EXERCISE OBJECTIVE –
Copy each line from the entries that the word "maxima" appears in.

THE DATA –

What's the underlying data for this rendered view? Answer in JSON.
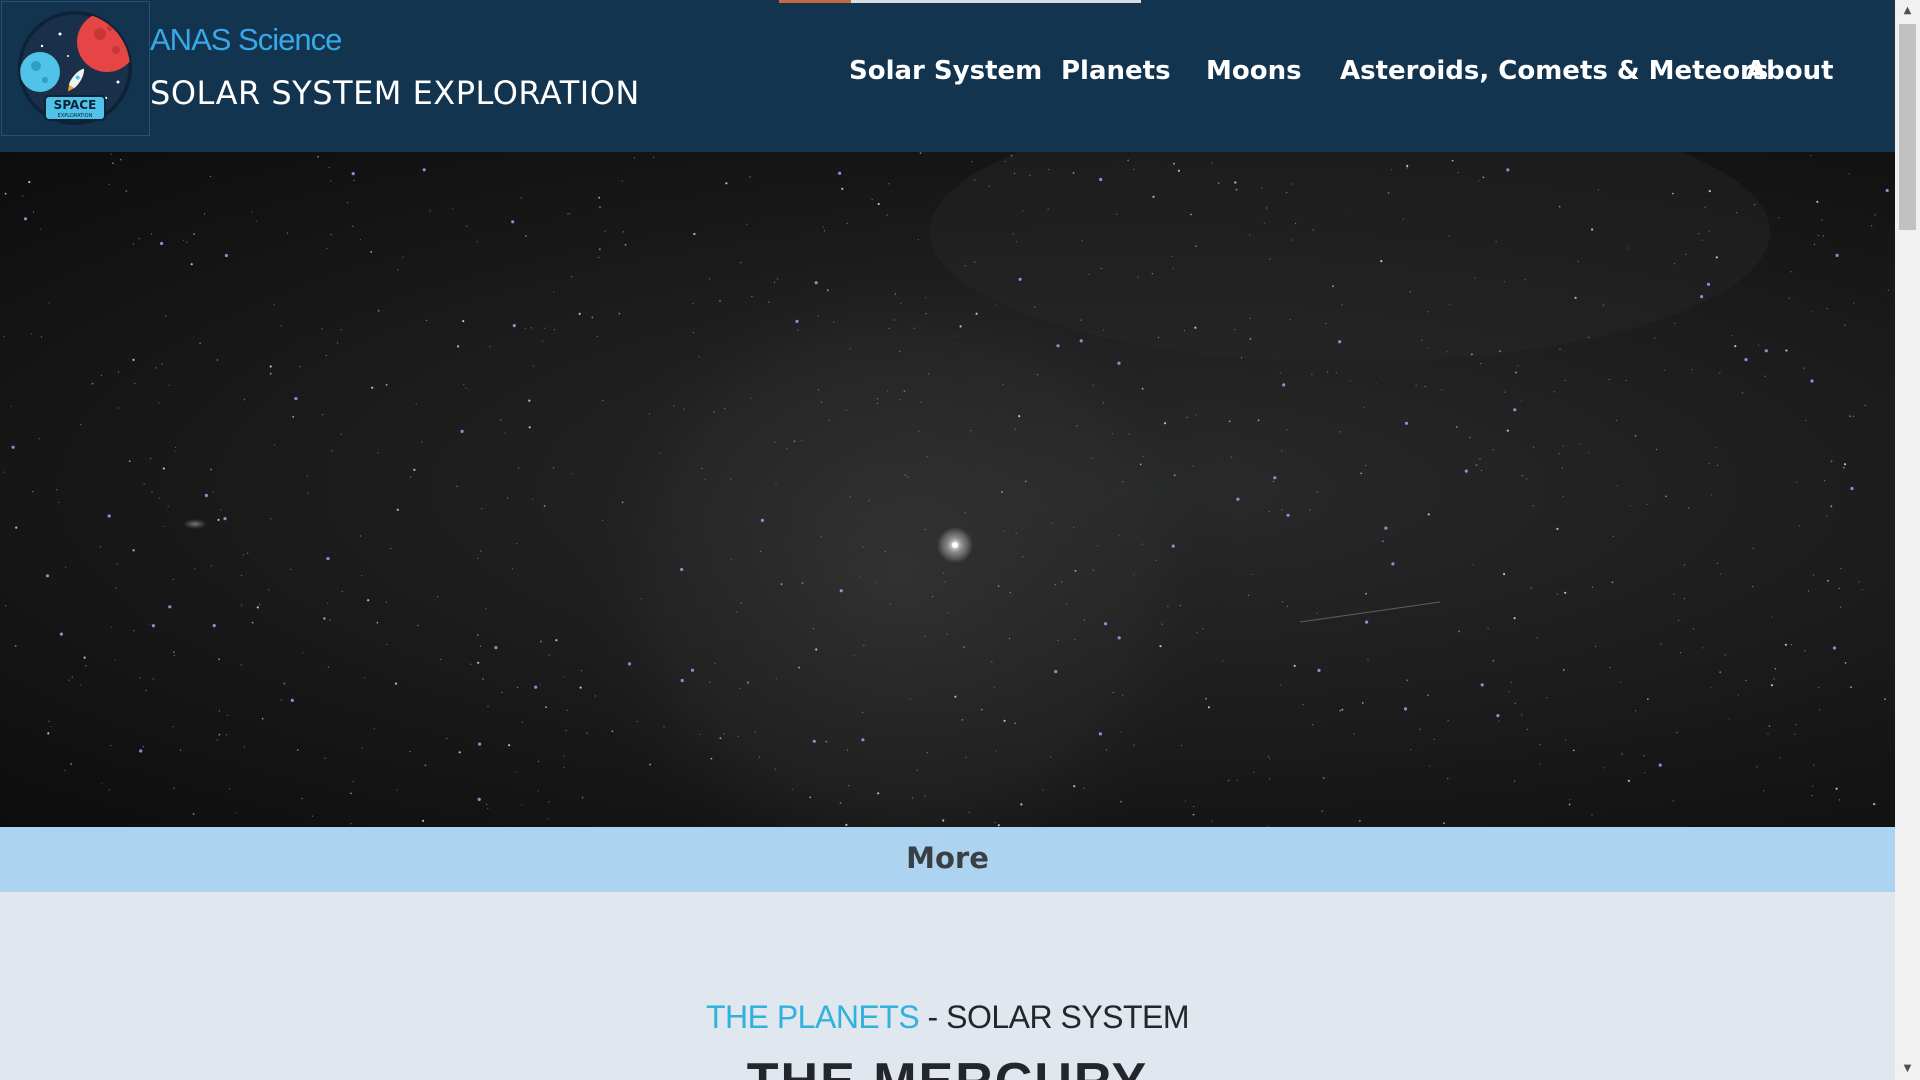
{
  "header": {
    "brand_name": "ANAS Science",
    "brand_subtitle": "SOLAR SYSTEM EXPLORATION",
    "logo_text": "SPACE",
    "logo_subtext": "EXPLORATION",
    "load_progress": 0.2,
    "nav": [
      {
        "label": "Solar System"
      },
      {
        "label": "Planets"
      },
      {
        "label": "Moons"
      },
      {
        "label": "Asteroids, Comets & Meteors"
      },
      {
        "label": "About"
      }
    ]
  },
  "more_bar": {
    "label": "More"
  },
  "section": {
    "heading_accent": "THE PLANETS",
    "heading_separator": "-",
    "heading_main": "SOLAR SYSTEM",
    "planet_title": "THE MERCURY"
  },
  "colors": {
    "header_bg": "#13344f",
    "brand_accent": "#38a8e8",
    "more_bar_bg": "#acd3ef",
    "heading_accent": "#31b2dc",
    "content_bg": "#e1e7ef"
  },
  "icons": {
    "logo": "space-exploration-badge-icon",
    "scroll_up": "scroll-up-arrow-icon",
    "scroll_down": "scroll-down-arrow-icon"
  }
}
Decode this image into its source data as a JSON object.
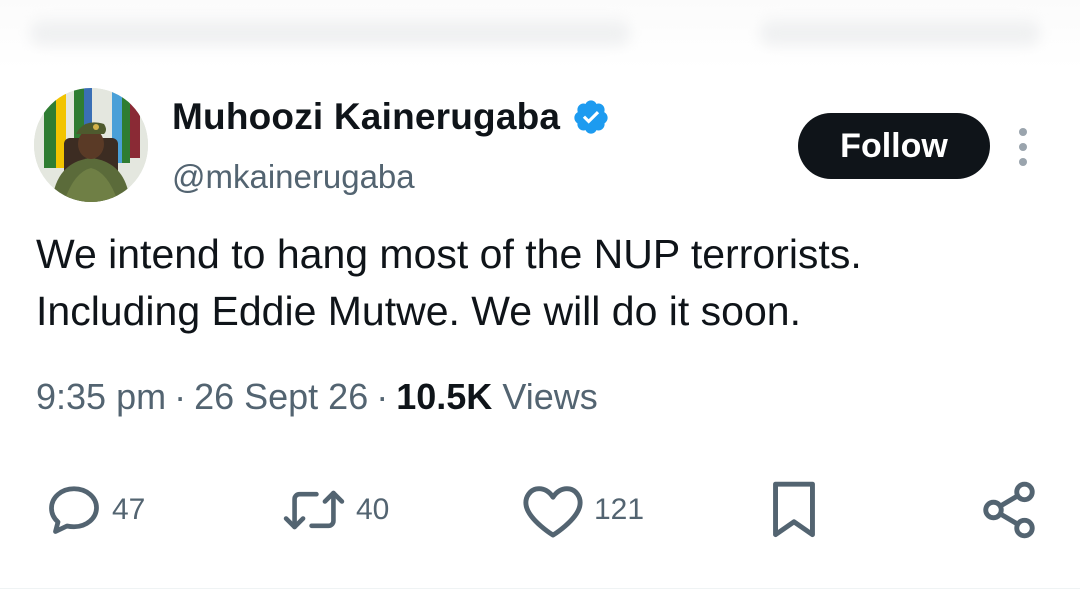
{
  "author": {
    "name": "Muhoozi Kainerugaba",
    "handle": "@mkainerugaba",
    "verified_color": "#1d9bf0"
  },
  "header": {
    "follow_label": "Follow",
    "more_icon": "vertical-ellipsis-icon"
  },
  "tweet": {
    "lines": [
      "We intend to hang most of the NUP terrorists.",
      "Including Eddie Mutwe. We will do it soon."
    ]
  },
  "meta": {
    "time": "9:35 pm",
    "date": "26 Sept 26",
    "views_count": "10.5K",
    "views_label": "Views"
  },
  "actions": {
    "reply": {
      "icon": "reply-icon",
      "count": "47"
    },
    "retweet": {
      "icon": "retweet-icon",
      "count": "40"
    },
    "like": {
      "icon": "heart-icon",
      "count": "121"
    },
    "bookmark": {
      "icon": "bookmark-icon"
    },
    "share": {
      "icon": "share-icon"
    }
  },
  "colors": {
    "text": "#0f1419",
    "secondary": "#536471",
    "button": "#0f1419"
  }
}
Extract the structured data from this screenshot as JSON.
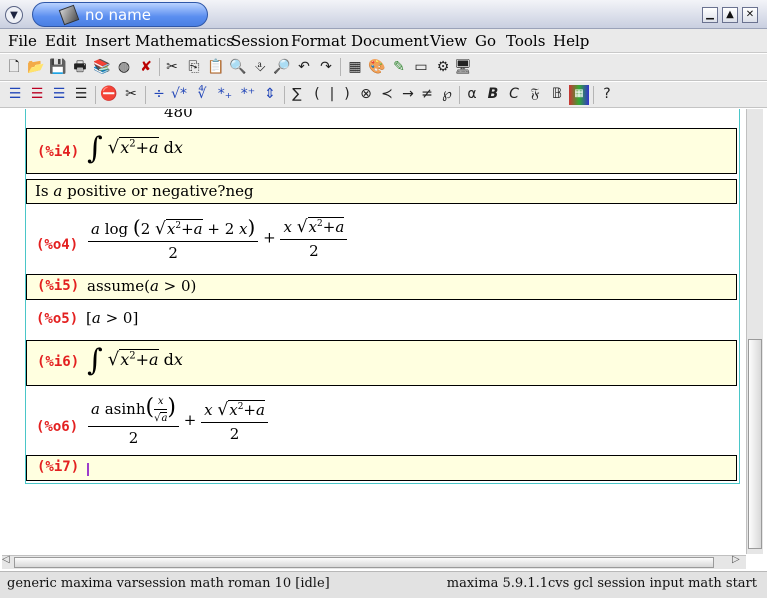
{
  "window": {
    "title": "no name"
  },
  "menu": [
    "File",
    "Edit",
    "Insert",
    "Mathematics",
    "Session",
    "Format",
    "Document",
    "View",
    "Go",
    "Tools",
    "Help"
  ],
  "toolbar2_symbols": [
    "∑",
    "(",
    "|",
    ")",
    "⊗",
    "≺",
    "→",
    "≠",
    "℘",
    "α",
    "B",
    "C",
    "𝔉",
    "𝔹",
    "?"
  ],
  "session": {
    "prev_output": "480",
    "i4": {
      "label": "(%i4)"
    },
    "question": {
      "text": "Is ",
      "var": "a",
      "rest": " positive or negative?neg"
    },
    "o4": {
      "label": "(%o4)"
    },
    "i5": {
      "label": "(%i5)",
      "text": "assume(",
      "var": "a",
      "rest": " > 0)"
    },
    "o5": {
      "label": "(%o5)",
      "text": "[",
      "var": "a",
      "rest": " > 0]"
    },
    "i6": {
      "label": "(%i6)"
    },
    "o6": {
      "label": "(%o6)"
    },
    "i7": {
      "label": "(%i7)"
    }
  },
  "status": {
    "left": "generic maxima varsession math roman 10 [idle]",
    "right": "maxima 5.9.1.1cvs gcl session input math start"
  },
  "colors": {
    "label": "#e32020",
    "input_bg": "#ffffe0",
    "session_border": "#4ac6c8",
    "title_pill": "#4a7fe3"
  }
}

RESULT FOR THIS TASK –
    "left": "generic maxima varsession math roman 10 [idle]",
    "right": "maxima 5.9.1.1cvs gcl session input math start"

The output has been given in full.